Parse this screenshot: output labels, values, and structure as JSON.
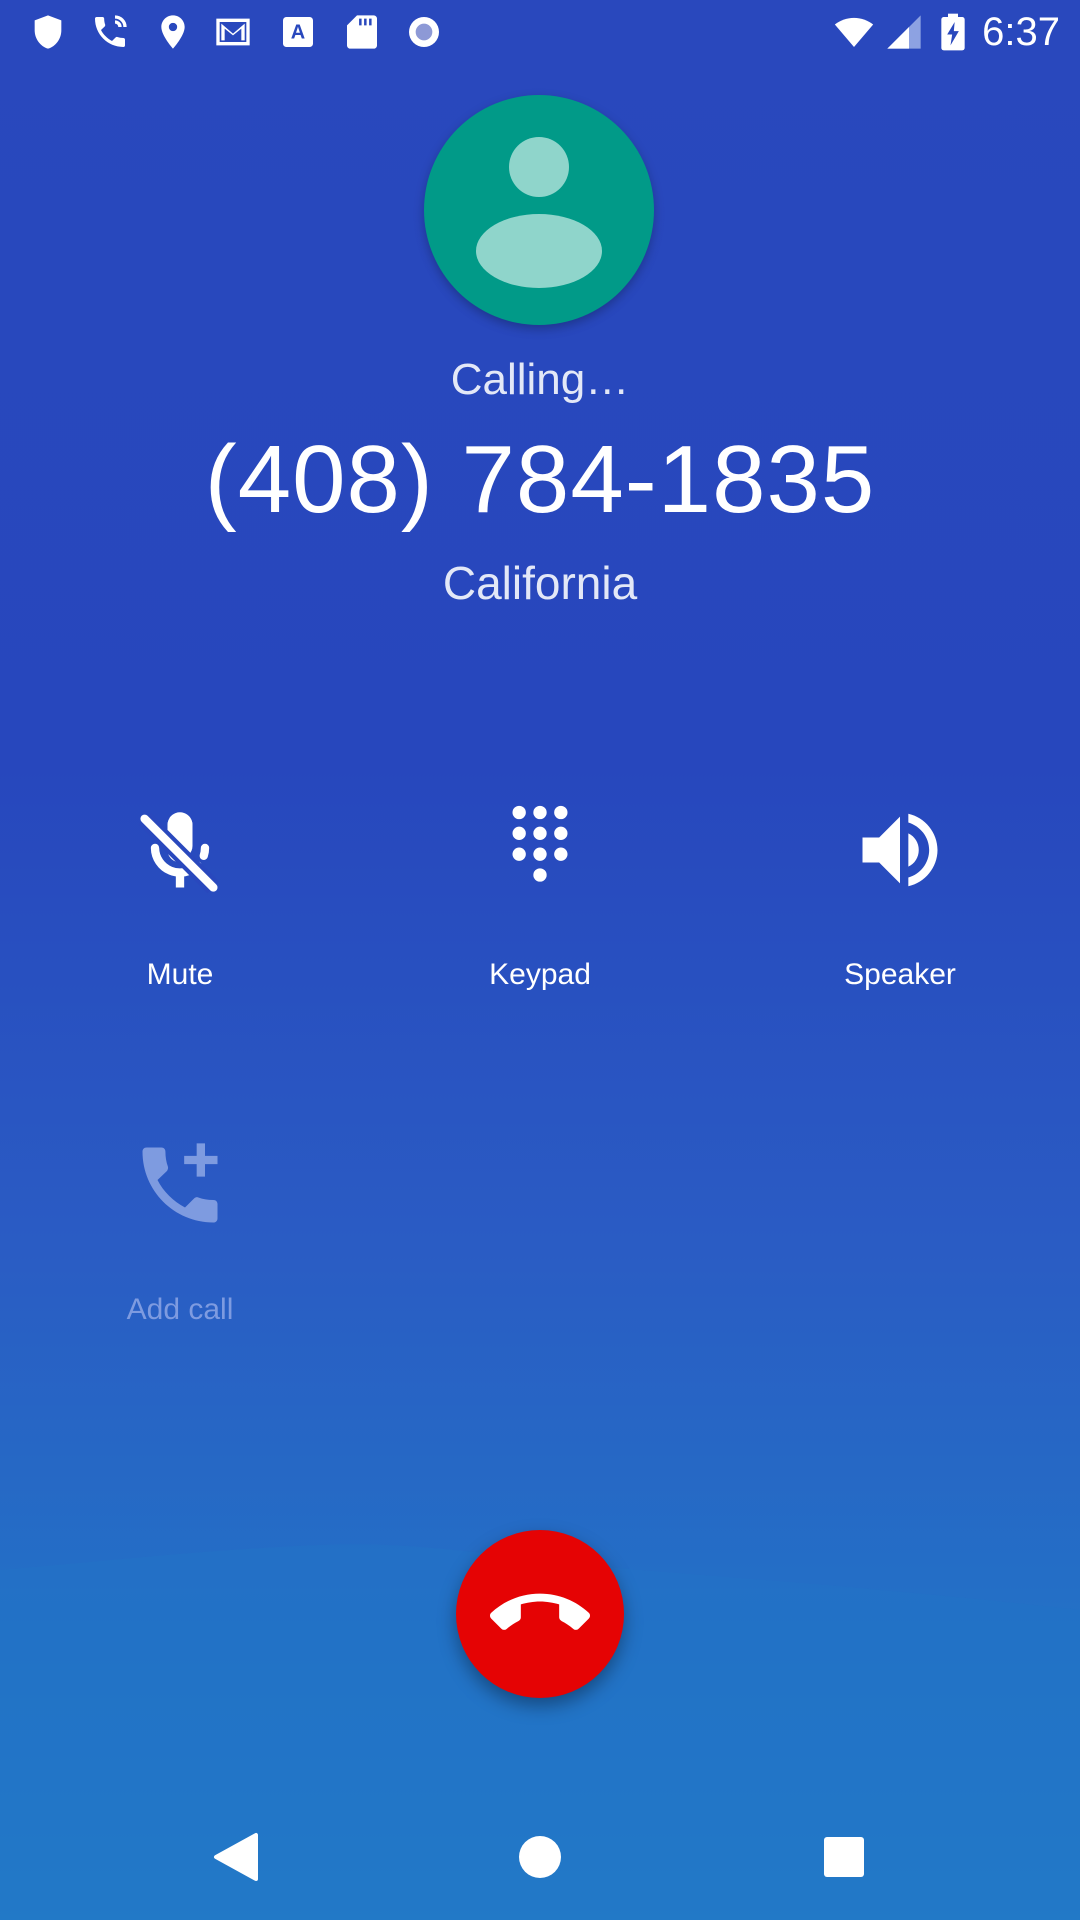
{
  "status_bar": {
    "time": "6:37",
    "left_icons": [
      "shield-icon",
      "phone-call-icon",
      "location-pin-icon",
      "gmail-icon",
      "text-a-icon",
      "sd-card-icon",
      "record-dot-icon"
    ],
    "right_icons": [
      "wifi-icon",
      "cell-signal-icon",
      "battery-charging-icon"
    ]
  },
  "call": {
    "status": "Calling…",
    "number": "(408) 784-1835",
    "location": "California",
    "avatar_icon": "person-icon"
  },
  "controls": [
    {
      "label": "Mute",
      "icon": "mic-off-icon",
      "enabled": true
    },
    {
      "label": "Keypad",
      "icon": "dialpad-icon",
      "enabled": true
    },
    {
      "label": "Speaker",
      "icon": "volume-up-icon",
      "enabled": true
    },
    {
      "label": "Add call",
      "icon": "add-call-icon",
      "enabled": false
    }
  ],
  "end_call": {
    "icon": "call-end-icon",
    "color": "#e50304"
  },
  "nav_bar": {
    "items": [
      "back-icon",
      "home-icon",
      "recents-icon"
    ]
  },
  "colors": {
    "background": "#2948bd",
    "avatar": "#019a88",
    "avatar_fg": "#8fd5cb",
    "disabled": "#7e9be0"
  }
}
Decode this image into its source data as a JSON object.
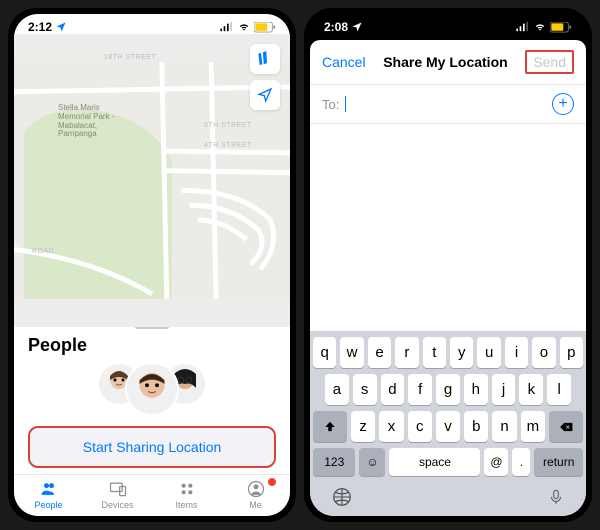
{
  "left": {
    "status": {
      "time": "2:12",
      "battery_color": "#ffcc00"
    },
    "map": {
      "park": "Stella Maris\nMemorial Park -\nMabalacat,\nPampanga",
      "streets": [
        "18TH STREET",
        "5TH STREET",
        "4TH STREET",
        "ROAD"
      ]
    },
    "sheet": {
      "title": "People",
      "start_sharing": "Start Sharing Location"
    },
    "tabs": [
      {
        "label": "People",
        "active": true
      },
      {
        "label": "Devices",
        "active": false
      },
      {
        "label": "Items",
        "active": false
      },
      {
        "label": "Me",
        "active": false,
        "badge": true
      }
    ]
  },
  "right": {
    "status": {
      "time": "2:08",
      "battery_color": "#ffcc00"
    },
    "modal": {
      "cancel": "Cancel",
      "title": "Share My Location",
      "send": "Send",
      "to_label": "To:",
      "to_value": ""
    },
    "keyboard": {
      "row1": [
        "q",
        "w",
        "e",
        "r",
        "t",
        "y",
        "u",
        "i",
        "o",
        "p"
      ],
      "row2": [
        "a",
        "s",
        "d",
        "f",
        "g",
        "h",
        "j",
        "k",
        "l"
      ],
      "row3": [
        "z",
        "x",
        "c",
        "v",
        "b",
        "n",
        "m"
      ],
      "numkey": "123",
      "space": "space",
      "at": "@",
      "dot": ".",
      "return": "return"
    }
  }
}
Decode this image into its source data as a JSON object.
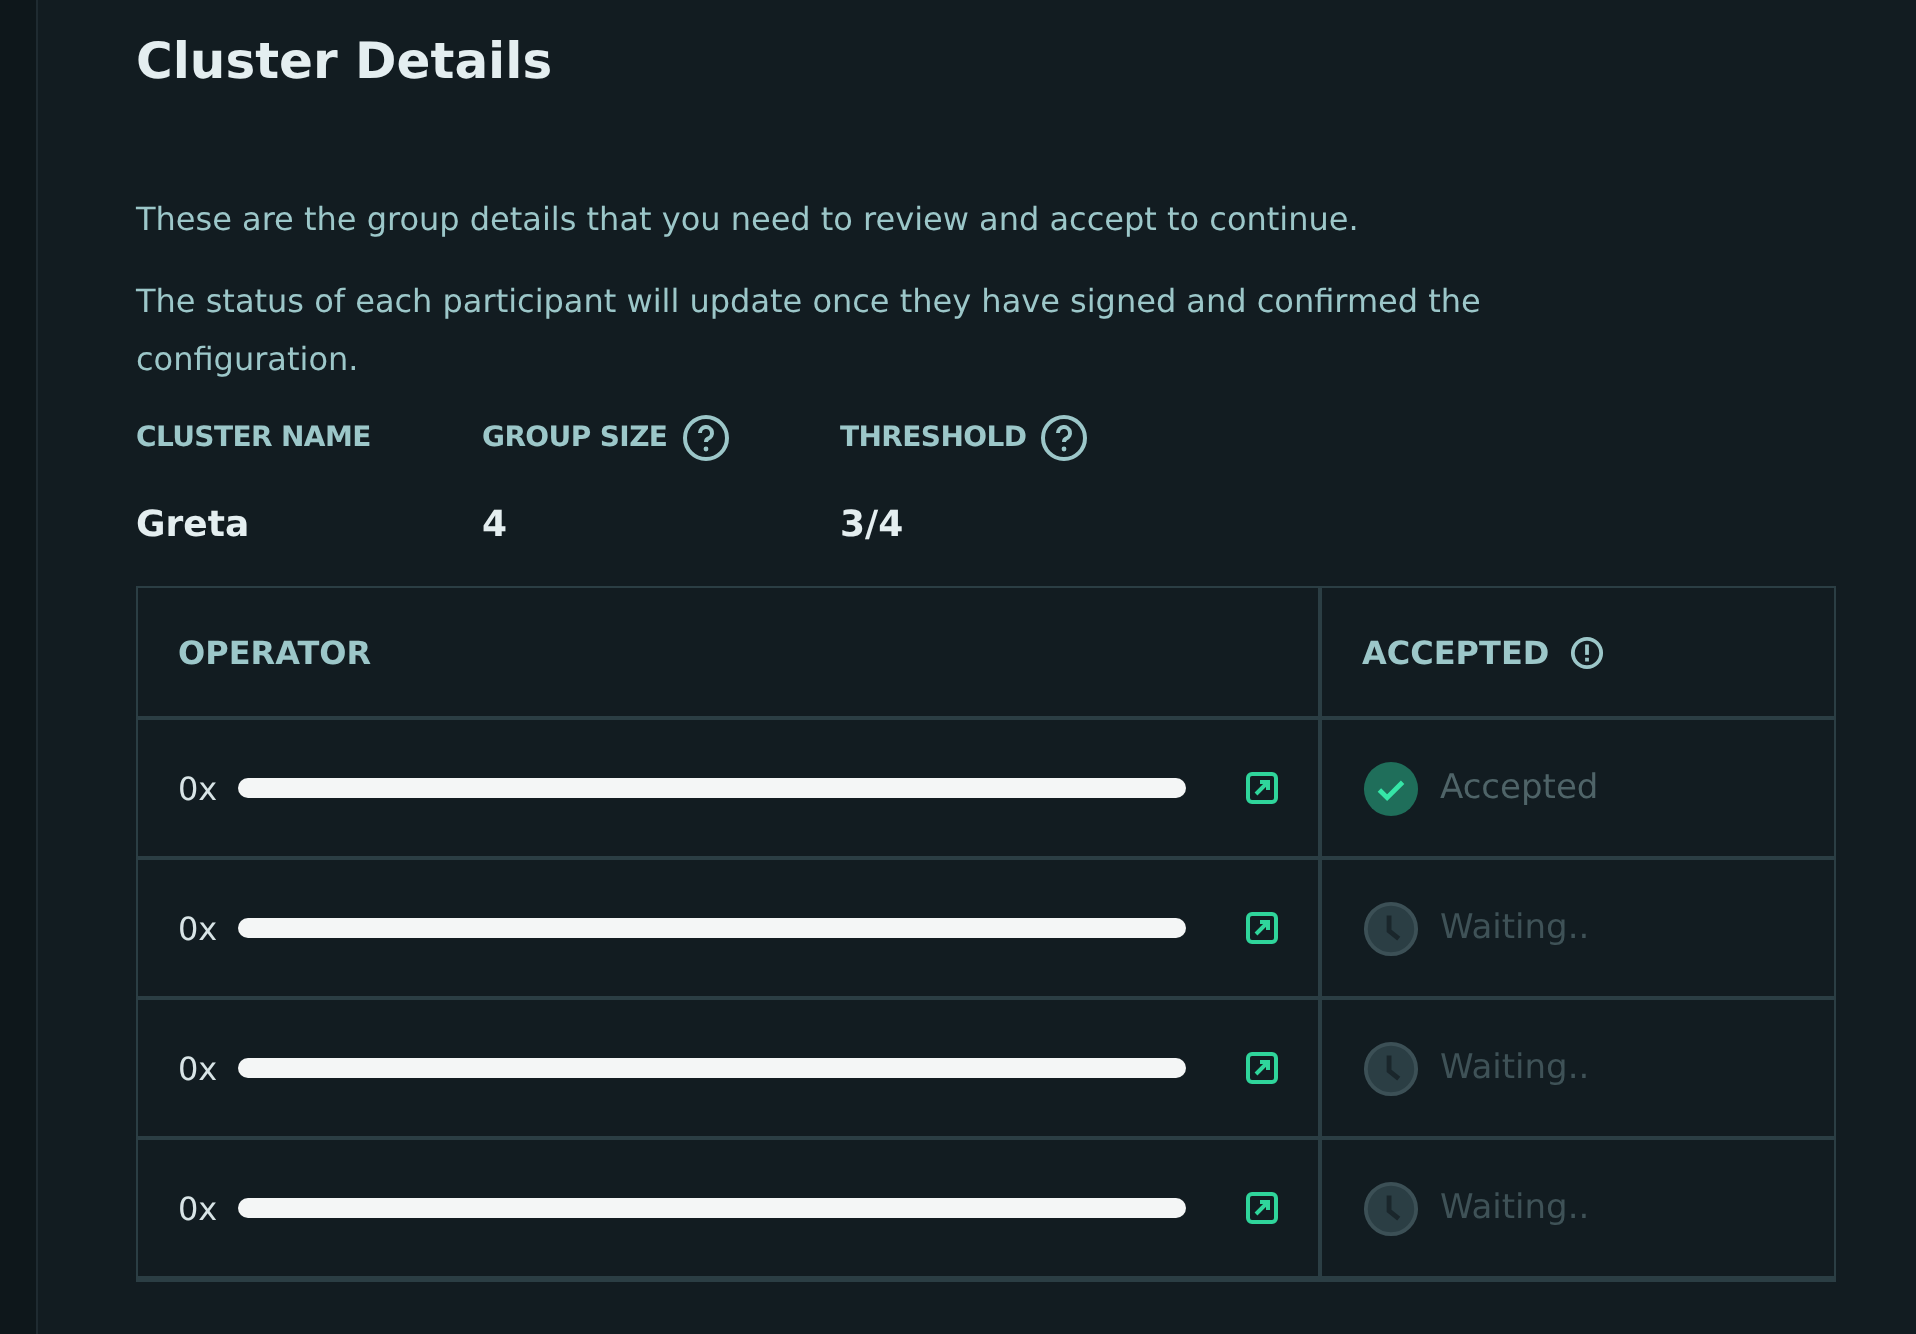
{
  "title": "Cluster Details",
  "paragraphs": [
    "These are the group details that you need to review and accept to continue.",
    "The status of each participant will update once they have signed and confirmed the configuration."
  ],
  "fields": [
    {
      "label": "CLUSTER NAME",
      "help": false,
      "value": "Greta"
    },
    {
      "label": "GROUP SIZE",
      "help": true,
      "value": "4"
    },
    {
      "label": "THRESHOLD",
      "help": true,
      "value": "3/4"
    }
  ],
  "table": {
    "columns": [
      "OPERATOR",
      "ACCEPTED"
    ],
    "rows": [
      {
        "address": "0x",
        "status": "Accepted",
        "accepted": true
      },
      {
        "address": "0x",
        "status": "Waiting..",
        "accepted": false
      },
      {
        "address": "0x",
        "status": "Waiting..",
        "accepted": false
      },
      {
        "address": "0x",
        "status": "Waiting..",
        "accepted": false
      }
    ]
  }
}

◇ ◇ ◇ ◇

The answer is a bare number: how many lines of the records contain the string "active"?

4